Mote Marine Laboratory & Aquarium scientists participated in a conference consisting of a series of workshops that brought together over 600 coral restoration practitioners, researchers, students and resource managers from around the world to share the latest techniques, technologies and science to dramatically scale-up the impact and reach of coral reef restoration. Held at Ocean Reef Club near Key Largo, Florida, this week-long event highlighted efforts made by Mote staff across a multitude of specialized research.
Reef Futures is the premier global symposium focused solely on the interventions and actions necessary to ensure coral reefs thrive into the next century. The conference welcomed those new to the field and experienced professionals to discuss their passion about the field of coral reef restoration.
The conference began with a workshop to provide a foundation in effective coral reef restoration concepts as well as practical and proven techniques that participants can use immediately within their reef restoration projects. From there, researchers were able to share their experience in the field.
Mote staff presented during sessions, and an additional four Mote posters were included. Topics covered by Mote staff throughout the workshops spanned from how environmental influence affects how coral performs to how coral disease research can help us restore coral reefs effectively.
Mote Postdoctoral Scientist Dr. Jason Spadaro opened a session by discussing his research on restoring mobile invertebrates, like the Caribbean king crab. Spadaro joined Mote in 2021 to integrate an ecosystem approach into Mote's premier science-based coral restoration efforts. His research focuses on manipulating ecological processes, such as grazing, and facilitation cascades to support the restoration and recovery of Florida’s Coral Reef. During the workshop, Spadaro explained the importance of diversity in enhanced invertebrate grazer assemblages. Spadaro is currently expanding Mote’s Caribbean king crab breeding program to restore these invertebrates to the reef, in the hopes that these voracious grazers will reduce algae and improve coral wellbeing and survival.
Each expert presented on their findings in their field of study, bringing collaboration and new ideas to curate better results and a better reef.
Mote Postdoctoral Research Fellow Dr. Grace Klinges discussed molecular methods for rapid assessments of disease resilience potential of Acropora cervicornis in her session on “Advances in Coral Disease Research and Interventions.”

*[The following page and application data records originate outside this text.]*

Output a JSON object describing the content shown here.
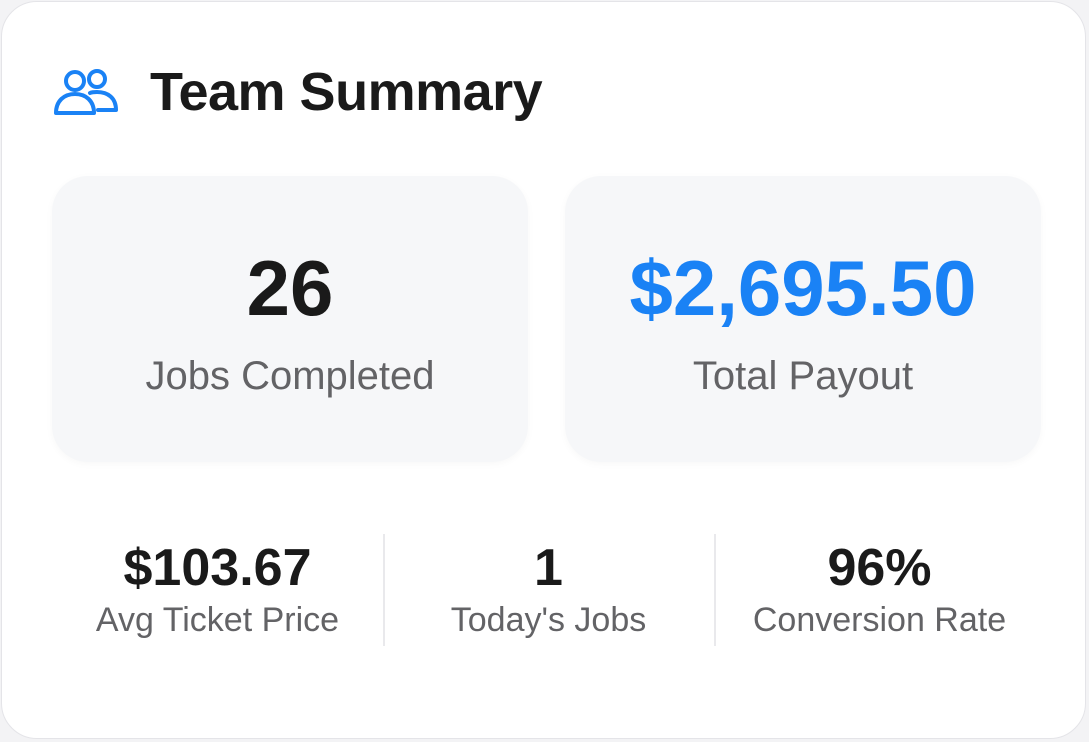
{
  "header": {
    "title": "Team Summary",
    "icon": "team-icon",
    "icon_color": "#1a82f5"
  },
  "tiles": [
    {
      "value": "26",
      "label": "Jobs Completed"
    },
    {
      "value": "$2,695.50",
      "label": "Total Payout",
      "value_color": "#1a82f5"
    }
  ],
  "stats": [
    {
      "value": "$103.67",
      "label": "Avg Ticket Price"
    },
    {
      "value": "1",
      "label": "Today's Jobs"
    },
    {
      "value": "96%",
      "label": "Conversion Rate"
    }
  ]
}
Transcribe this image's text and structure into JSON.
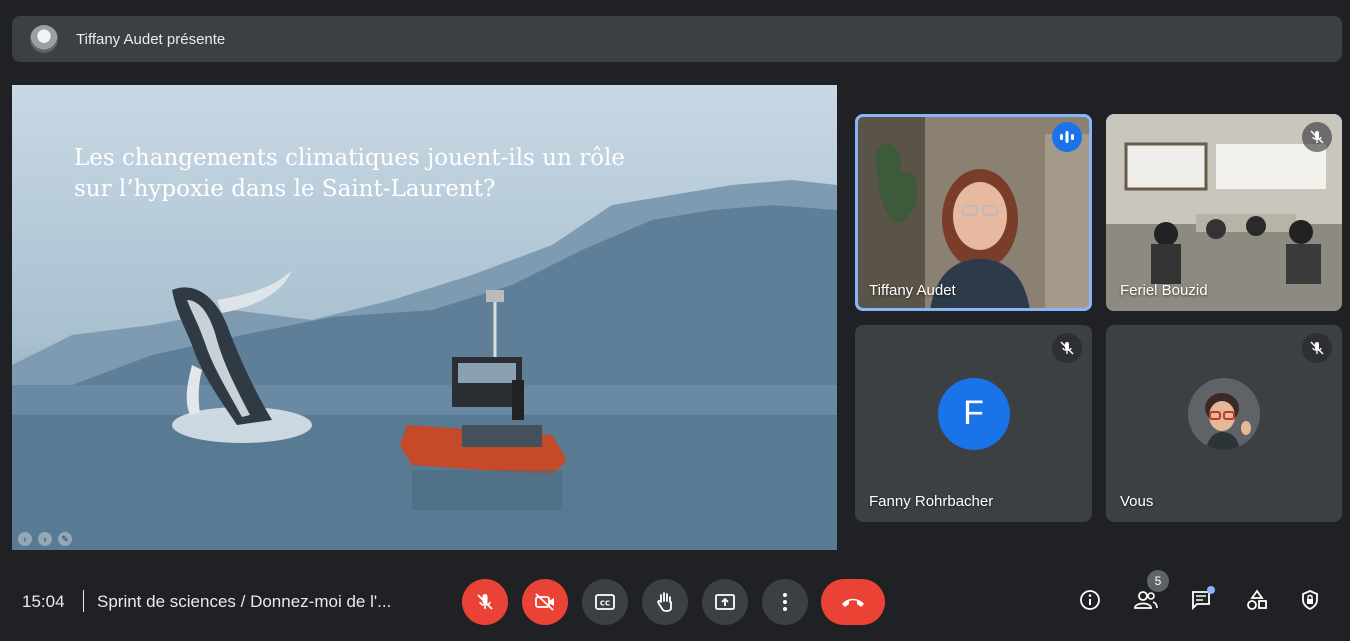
{
  "presenting_bar": {
    "text": "Tiffany Audet présente"
  },
  "slide": {
    "title_line1": "Les changements climatiques jouent-ils un rôle",
    "title_line2": "sur l’hypoxie dans le Saint-Laurent?"
  },
  "participants": [
    {
      "name": "Tiffany Audet",
      "status": "speaking"
    },
    {
      "name": "Feriel Bouzid",
      "status": "muted"
    },
    {
      "name": "Fanny Rohrbacher",
      "status": "muted",
      "initial": "F",
      "avatar_color": "#1a73e8"
    },
    {
      "name": "Vous",
      "status": "muted"
    }
  ],
  "bottom_bar": {
    "time": "15:04",
    "meeting_title": "Sprint de sciences / Donnez-moi de l'...",
    "people_count": "5"
  },
  "colors": {
    "hangup": "#ea4335",
    "accent": "#8ab4f8",
    "background": "#202124"
  },
  "icons": [
    "mic-off-icon",
    "camera-off-icon",
    "captions-icon",
    "raise-hand-icon",
    "present-icon",
    "more-icon",
    "hangup-icon",
    "info-icon",
    "people-icon",
    "chat-icon",
    "activities-icon",
    "host-controls-icon"
  ]
}
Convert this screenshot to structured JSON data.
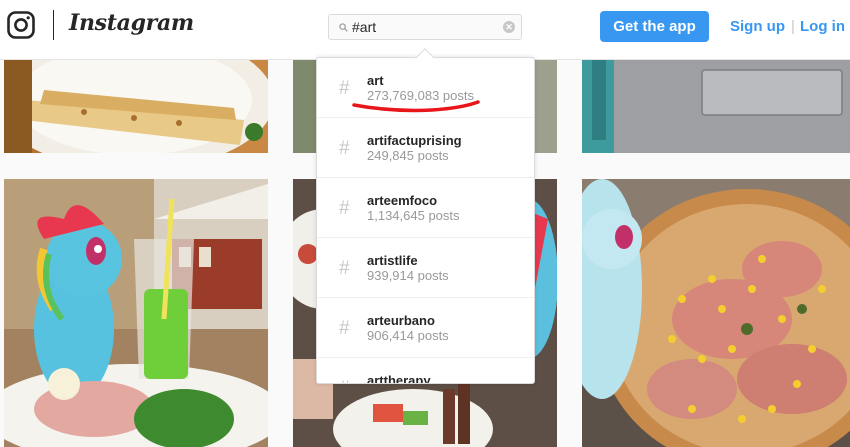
{
  "header": {
    "brand": "Instagram",
    "search_value": "#art",
    "get_app_label": "Get the app",
    "signup_label": "Sign up",
    "auth_separator": "|",
    "login_label": "Log in",
    "clear_glyph": "✕"
  },
  "search_results": [
    {
      "hash": "#",
      "tag": "art",
      "count": "273,769,083 posts"
    },
    {
      "hash": "#",
      "tag": "artifactuprising",
      "count": "249,845 posts"
    },
    {
      "hash": "#",
      "tag": "arteemfoco",
      "count": "1,134,645 posts"
    },
    {
      "hash": "#",
      "tag": "artistlife",
      "count": "939,914 posts"
    },
    {
      "hash": "#",
      "tag": "arteurbano",
      "count": "906,414 posts"
    },
    {
      "hash": "#",
      "tag": "arttherapy",
      "count": ""
    }
  ],
  "colors": {
    "accent": "#3897f0",
    "underline_annotation": "#e8151b",
    "header_bg": "#ffffff",
    "page_bg": "#fafafa"
  },
  "icons": [
    "instagram-camera-icon",
    "search-icon",
    "clear-search-icon",
    "hashtag-icon"
  ]
}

Here is a sample of additional contributions from Mote scientists at Reef Futures:
Sarah Hamlyn, Senior Biologist and Upper Keys Coral Restoration Operations Manager, presented “Locals Only: The Role and Advantages of a Small-Scale Ex-situ Coral Nursery for Islamorada Reef Restoration and Community Outreach
Zachary Craig, Staff Biologist and Land-Based Coral Nursery Manager, presented “Site location, coral species, and genotype composition affect the success of restoration efforts within the Stony Coral Tissue Loss Disease outbreak”
Following Reef Futures
On the opening night of Reef Futures, Mote hosted an open house at our newest satellite land-based nursery at Reefhouse Resort & Marina in Key Largo. Many attendees from Reef Futures toured our nursery, discussed land-based restoration strategies, as well as education and outreach opportunities associated with a hotel-based nursery, while enjoying brews from Florida Keys Brewing Company, developer of Resistant Strain, a locally-brewed beer dedicated to Mote's resiliency approach to coral restoration.
Following Reef Futures, the week of Oct. 3-7, Mote hosted its annual Coral Restoration Workshop, a multi-day workshop for restoration practitioners and advocates from around the world to learn from Mote, the leading restoration practitioner, in Florida and beyond. Experts from Guam, American Samoa, Saudi Arabia, the West Indies and Hawaii attended this immersive learning experience from Mote scientists. Teaching practitioners and enthusiasts from around the world provides a far-reaching impact of Mote's restoration science.